ASSIGNED TASK: Could you print all of the data below again, exactly?

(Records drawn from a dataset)
■ ■ ■ ■ ■ ■ ■

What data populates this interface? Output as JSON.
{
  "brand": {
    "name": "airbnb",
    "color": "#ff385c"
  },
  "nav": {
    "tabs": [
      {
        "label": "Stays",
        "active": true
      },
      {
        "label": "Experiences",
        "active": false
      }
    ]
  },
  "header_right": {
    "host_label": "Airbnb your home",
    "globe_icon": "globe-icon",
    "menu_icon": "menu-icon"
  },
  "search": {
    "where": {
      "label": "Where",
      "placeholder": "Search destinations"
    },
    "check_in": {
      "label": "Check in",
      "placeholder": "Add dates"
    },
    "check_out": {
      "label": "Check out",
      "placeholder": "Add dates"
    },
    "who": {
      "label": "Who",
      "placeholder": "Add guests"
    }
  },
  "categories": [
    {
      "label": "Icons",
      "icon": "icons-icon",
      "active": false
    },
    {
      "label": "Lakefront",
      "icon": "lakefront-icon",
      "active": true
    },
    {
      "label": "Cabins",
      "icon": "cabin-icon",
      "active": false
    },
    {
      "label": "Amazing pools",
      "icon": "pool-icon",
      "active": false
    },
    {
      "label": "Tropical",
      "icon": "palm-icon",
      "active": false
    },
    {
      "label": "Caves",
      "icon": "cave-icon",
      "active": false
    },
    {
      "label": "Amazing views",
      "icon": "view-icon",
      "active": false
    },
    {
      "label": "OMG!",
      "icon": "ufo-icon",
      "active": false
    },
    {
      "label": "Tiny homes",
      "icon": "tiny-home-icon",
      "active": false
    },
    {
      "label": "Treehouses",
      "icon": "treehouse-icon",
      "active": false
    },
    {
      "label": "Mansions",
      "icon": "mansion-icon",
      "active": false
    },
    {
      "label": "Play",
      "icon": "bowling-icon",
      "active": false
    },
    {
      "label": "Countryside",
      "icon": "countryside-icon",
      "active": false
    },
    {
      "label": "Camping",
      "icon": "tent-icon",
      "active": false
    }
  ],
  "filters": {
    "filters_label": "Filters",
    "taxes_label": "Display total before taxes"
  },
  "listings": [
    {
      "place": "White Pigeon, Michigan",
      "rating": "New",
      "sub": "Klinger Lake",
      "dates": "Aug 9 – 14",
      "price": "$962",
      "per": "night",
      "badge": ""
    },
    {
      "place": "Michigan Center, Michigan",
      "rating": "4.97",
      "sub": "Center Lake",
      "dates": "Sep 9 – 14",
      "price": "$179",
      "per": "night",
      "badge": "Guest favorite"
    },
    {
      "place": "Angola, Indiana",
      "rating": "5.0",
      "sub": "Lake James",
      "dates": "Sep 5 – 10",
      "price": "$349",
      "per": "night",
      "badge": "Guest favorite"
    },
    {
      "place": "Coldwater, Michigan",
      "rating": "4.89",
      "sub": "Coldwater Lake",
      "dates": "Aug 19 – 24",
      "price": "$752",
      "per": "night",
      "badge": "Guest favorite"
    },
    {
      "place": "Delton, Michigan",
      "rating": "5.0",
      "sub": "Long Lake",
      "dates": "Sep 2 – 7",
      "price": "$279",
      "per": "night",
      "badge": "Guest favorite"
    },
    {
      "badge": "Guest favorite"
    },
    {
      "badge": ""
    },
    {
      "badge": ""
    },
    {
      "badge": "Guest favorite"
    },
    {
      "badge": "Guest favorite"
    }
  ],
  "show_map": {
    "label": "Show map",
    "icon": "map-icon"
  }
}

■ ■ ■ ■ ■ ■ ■

REPLY:
What data populates this interface? Output as JSON.
{
  "brand": {
    "name": "airbnb",
    "color": "#ff385c"
  },
  "nav": {
    "tabs": [
      {
        "label": "Stays",
        "active": true
      },
      {
        "label": "Experiences",
        "active": false
      }
    ]
  },
  "header_right": {
    "host_label": "Airbnb your home",
    "globe_icon": "globe-icon",
    "menu_icon": "menu-icon"
  },
  "search": {
    "where": {
      "label": "Where",
      "placeholder": "Search destinations"
    },
    "check_in": {
      "label": "Check in",
      "placeholder": "Add dates"
    },
    "check_out": {
      "label": "Check out",
      "placeholder": "Add dates"
    },
    "who": {
      "label": "Who",
      "placeholder": "Add guests"
    }
  },
  "categories": [
    {
      "label": "Icons",
      "icon": "icons-icon",
      "active": false
    },
    {
      "label": "Lakefront",
      "icon": "lakefront-icon",
      "active": true
    },
    {
      "label": "Cabins",
      "icon": "cabin-icon",
      "active": false
    },
    {
      "label": "Amazing pools",
      "icon": "pool-icon",
      "active": false
    },
    {
      "label": "Tropical",
      "icon": "palm-icon",
      "active": false
    },
    {
      "label": "Caves",
      "icon": "cave-icon",
      "active": false
    },
    {
      "label": "Amazing views",
      "icon": "view-icon",
      "active": false
    },
    {
      "label": "OMG!",
      "icon": "ufo-icon",
      "active": false
    },
    {
      "label": "Tiny homes",
      "icon": "tiny-home-icon",
      "active": false
    },
    {
      "label": "Treehouses",
      "icon": "treehouse-icon",
      "active": false
    },
    {
      "label": "Mansions",
      "icon": "mansion-icon",
      "active": false
    },
    {
      "label": "Play",
      "icon": "bowling-icon",
      "active": false
    },
    {
      "label": "Countryside",
      "icon": "countryside-icon",
      "active": false
    },
    {
      "label": "Camping",
      "icon": "tent-icon",
      "active": false
    }
  ],
  "filters": {
    "filters_label": "Filters",
    "taxes_label": "Display total before taxes"
  },
  "listings": [
    {
      "place": "White Pigeon, Michigan",
      "rating": "New",
      "sub": "Klinger Lake",
      "dates": "Aug 9 – 14",
      "price": "$962",
      "per": "night",
      "badge": ""
    },
    {
      "place": "Michigan Center, Michigan",
      "rating": "4.97",
      "sub": "Center Lake",
      "dates": "Sep 9 – 14",
      "price": "$179",
      "per": "night",
      "badge": "Guest favorite"
    },
    {
      "place": "Angola, Indiana",
      "rating": "5.0",
      "sub": "Lake James",
      "dates": "Sep 5 – 10",
      "price": "$349",
      "per": "night",
      "badge": "Guest favorite"
    },
    {
      "place": "Coldwater, Michigan",
      "rating": "4.89",
      "sub": "Coldwater Lake",
      "dates": "Aug 19 – 24",
      "price": "$752",
      "per": "night",
      "badge": "Guest favorite"
    },
    {
      "place": "Delton, Michigan",
      "rating": "5.0",
      "sub": "Long Lake",
      "dates": "Sep 2 – 7",
      "price": "$279",
      "per": "night",
      "badge": "Guest favorite"
    },
    {
      "badge": "Guest favorite"
    },
    {
      "badge": ""
    },
    {
      "badge": ""
    },
    {
      "badge": "Guest favorite"
    },
    {
      "badge": "Guest favorite"
    }
  ],
  "show_map": {
    "label": "Show map",
    "icon": "map-icon"
  }
}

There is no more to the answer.